Monday, December 05, 2011

poetry snapshots: andy humphrey




The Green Man




Each evening, his labours at an end,

the green man

catches the number ten bus

and makes his silent way

through the glistening, lamplit streets.



I didn’t realise

it was him at first,

muffled under moss-coloured wool

and capacious, earth-stained coat.

But that musk gave him away:

the autumn-scent of crumbling bark and badgers,

brown as leaf-litter, heady

with mushrooms, moss and leather. The air

tastes of tilled earth as he passes.



I sneak a glance

when he’s not looking, try to make out

stray twigs poking

from under the cap, the stubble-fuzz of lichen

on his jowls, the weatherbeaten

crags of brows. I picture great fat hands,

hoary, ripe as apples,

curling up hedgehogs into puffballs,

scuffing truffles, turning insect-teeming logs,
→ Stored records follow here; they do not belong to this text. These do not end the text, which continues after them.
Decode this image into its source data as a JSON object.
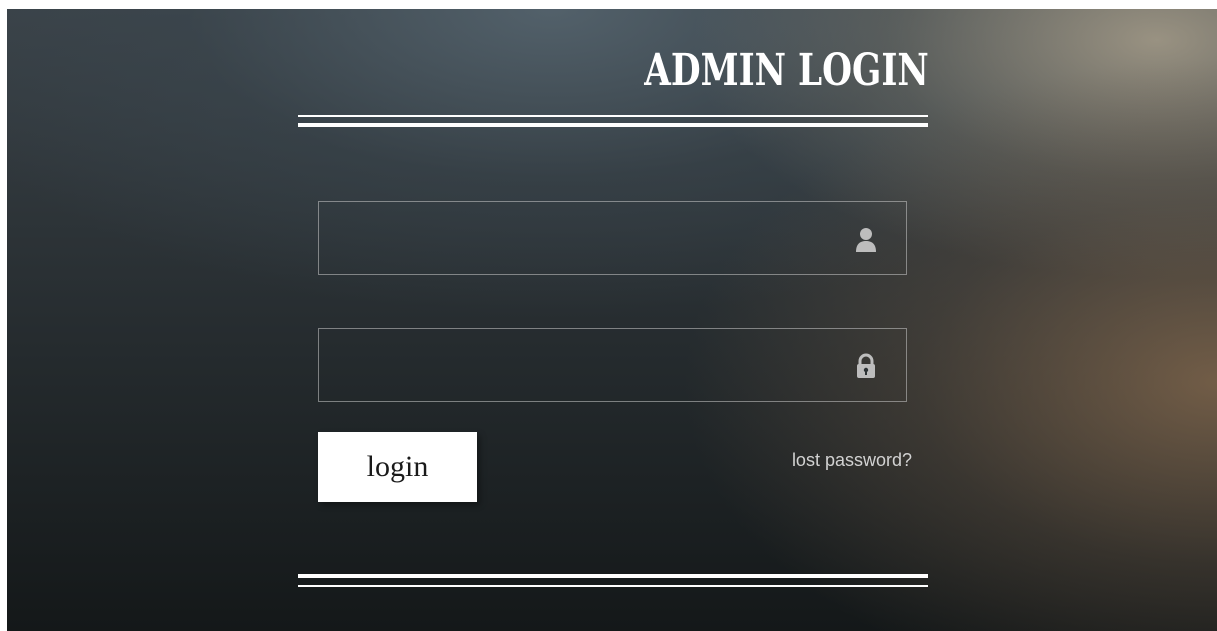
{
  "header": {
    "title": "ADMIN LOGIN"
  },
  "form": {
    "username": {
      "value": "",
      "icon": "user-icon"
    },
    "password": {
      "value": "",
      "icon": "lock-icon"
    },
    "login_label": "login",
    "lost_password_label": "lost password?"
  },
  "colors": {
    "text": "#ffffff",
    "button_bg": "#ffffff",
    "link": "#d2d2d2",
    "field_border": "#8a8a8a"
  }
}
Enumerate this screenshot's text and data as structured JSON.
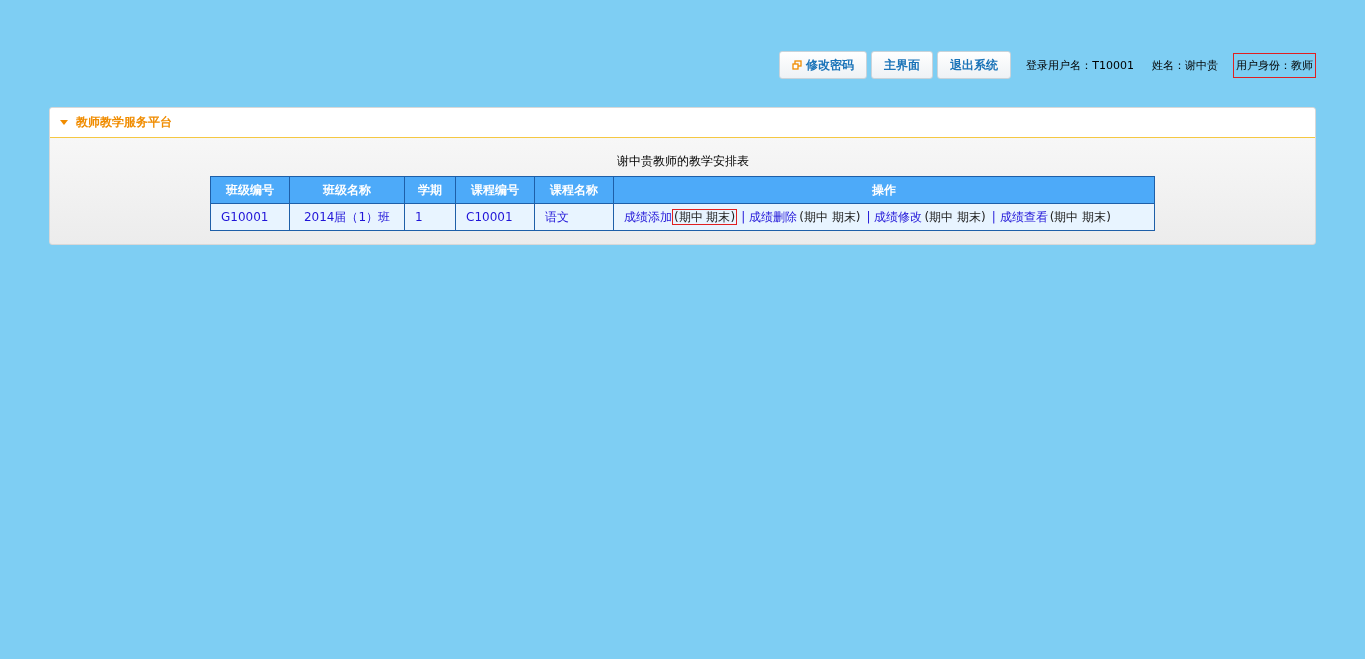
{
  "top_bar": {
    "buttons": [
      {
        "kind": "icon",
        "label": "修改密码"
      },
      {
        "kind": "plain",
        "label": "主界面"
      },
      {
        "kind": "plain",
        "label": "退出系统"
      }
    ],
    "user_info": [
      {
        "text": "登录用户名：T10001",
        "highlighted": false
      },
      {
        "text": "姓名：谢中贵",
        "highlighted": false
      },
      {
        "text": "用户身份：教师",
        "highlighted": true
      }
    ]
  },
  "panel": {
    "title": "教师教学服务平台",
    "expanded": true,
    "table_title": "谢中贵教师的教学安排表",
    "table": {
      "columns": [
        "班级编号",
        "班级名称",
        "学期",
        "课程编号",
        "课程名称",
        "操作"
      ],
      "rows": [
        {
          "cells": [
            "G10001",
            "2014届（1）班",
            "1",
            "C10001",
            "语文"
          ],
          "actions": [
            {
              "link": "成绩添加",
              "note": "(期中 期末)",
              "highlighted": true
            },
            {
              "separator": "|",
              "link": "成绩删除",
              "note": "(期中 期末)",
              "highlighted": false
            },
            {
              "separator": "|",
              "link": "成绩修改",
              "note": "(期中 期末)",
              "highlighted": false
            },
            {
              "separator": "|",
              "link": "成绩查看",
              "note": "(期中 期末)",
              "highlighted": false
            }
          ]
        }
      ]
    }
  }
}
bedding in horse-chestnuts until spring.



In cracked grey hobnails

he disembarks like rustled leaf-breath.

A flavour of loam and windfalls

lingers in the air behind him:

the must of seasons turning,

festivals,

harvests.




Andy Humphrey is a freelance writer, part-time law student, trade union activist and former research scientist. He has lived in York for the last five years. His published output includes nearly 50 poems and a number of short stories and he writes his own opinion blog, The Poet's Soapbox. He has won numerous awards for his poetry including six First Prizes in national and international competitions. He spends much of his time promoting up-and-coming writers as a competition judge, poetry slam organiser, and MC of The Speakers' Corner open mic night in York. His writing is heavily influenced by his favourite things which include twilight, fairy stories, English and Celtic folk music, and single malt whisky. His proudest achievements include surviving three years in Milton Keynes, and his ambition is to prove that Dragons really did exist, and possibly still do.


You can read more about Andy and his writing here.

Friday, December 02, 2011

poem and photo: it was a day





It was a day

It was a day when planes flew low in the sky
a beautiful day that tasted of sandalwood
a day for a busker tapping on a xylophone
the low sound trailing me through the streets
it was a day to take a name like Elizabeth
a day for sewing up a day like no other
and tucking it into a warm pocket.





I wrote this poem at Helen Cadbury's writing workshop at The Little Festival of Everything.
Photo taken by Chris in St. Ives.